The Brexit Agreement provides that employees are subject to mandatory social security insurance in only a single country | PRO HR June 2021


Both the EU and the UK completed all formalities related to Brexit. The final version of the Trade and Cooperation Agreement (Brexit Agreement) was published in the Official Journal of the EU and came into force on 1 May 2021. 

As in European coordinating regulations so in the Brexit Agreement, the rule is that the employee is subject to mandatory social security insurance in the country in which the work is performed.

However, the Brexit Agreement provides that it will be possible to obtain a certificate on social security (equivalent to A1) for a seconded employee if determined conditions are fulfilled. They concern, among others, the seconding employer, who should conduct normal operations in the sending country, in which the employee prior to the relocation should be included in this country’s social security, or the very term of secondment, which may not exceed 24 months.

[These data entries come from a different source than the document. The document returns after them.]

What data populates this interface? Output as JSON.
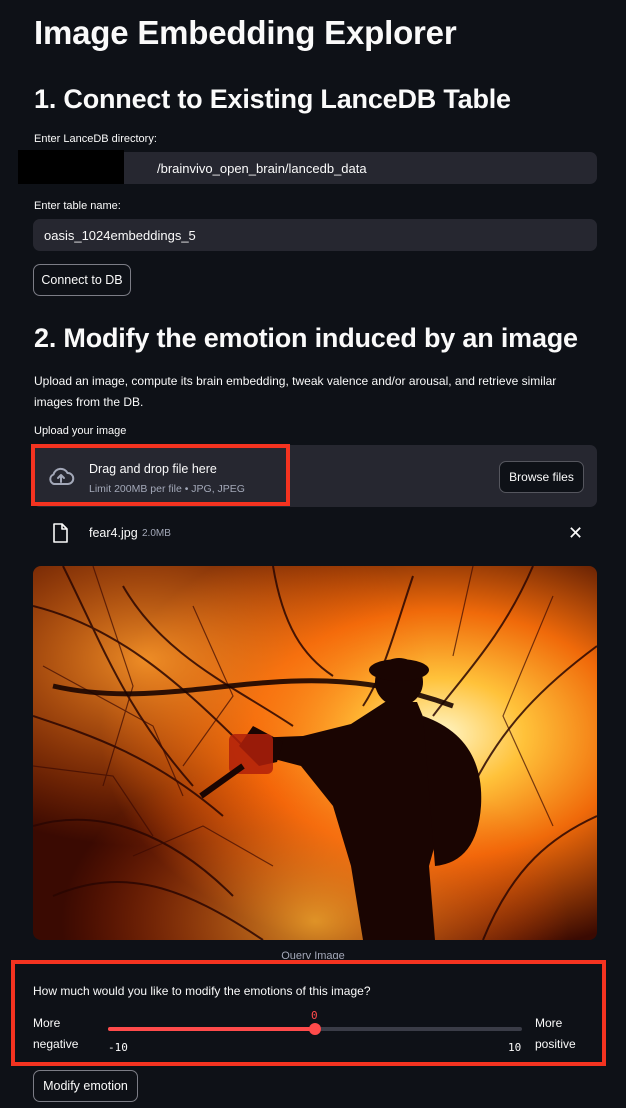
{
  "app_title": "Image Embedding Explorer",
  "section1": {
    "heading": "1. Connect to Existing LanceDB Table",
    "dir_label": "Enter LanceDB directory:",
    "dir_value": "/brainvivo_open_brain/lancedb_data",
    "table_label": "Enter table name:",
    "table_value": "oasis_1024embeddings_5",
    "connect_button": "Connect to DB"
  },
  "section2": {
    "heading": "2. Modify the emotion induced by an image",
    "description": "Upload an image, compute its brain embedding, tweak valence and/or arousal, and retrieve similar images from the DB.",
    "upload_label": "Upload your image",
    "dropzone_title": "Drag and drop file here",
    "dropzone_limit": "Limit 200MB per file • JPG, JPEG",
    "browse_button": "Browse files",
    "file_name": "fear4.jpg",
    "file_size": "2.0MB",
    "close_icon": "close-icon",
    "image_caption": "Query Image",
    "question": "How much would you like to modify the emotions of this image?",
    "left_label_1": "More",
    "left_label_2": "negative",
    "right_label_1": "More",
    "right_label_2": "positive",
    "slider_value": "0",
    "slider_min": "-10",
    "slider_max": "10",
    "modify_button": "Modify emotion"
  },
  "colors": {
    "background": "#0e1117",
    "field": "#262730",
    "accent": "#ff4b4b",
    "highlight": "#f43320"
  }
}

The Brexit Agreement also provides the possibility of obtaining certificates for individuals working in several states (the so-called multi-state workers). The conditions set forth in the Agreement are very similar to those known from the European coordinating regulations. 

Unfortunately, in the Brexit Agreement there are no provisions regarding the exceptional mode known from European regulations, nor provisions of some bilateral agreements on social security. According to these provisions, two states may, upon mutual agreement and in the interest of some persons to some groups envisage additional exceptions from the above regulations. In practice this was a loophole for situations where obtaining A1 was justified and reasonable but, owing to specific facts, the provisions on secondment or work in other countries could not apply.

Does the lack of this possibility in the Brexit Agreement mean that it will only be possible to obtain a certificate on social security in those two specific situations? It seems so, although practice may develop otherwise – we will monitor it for you.

Find more in the PRO HR June 2021.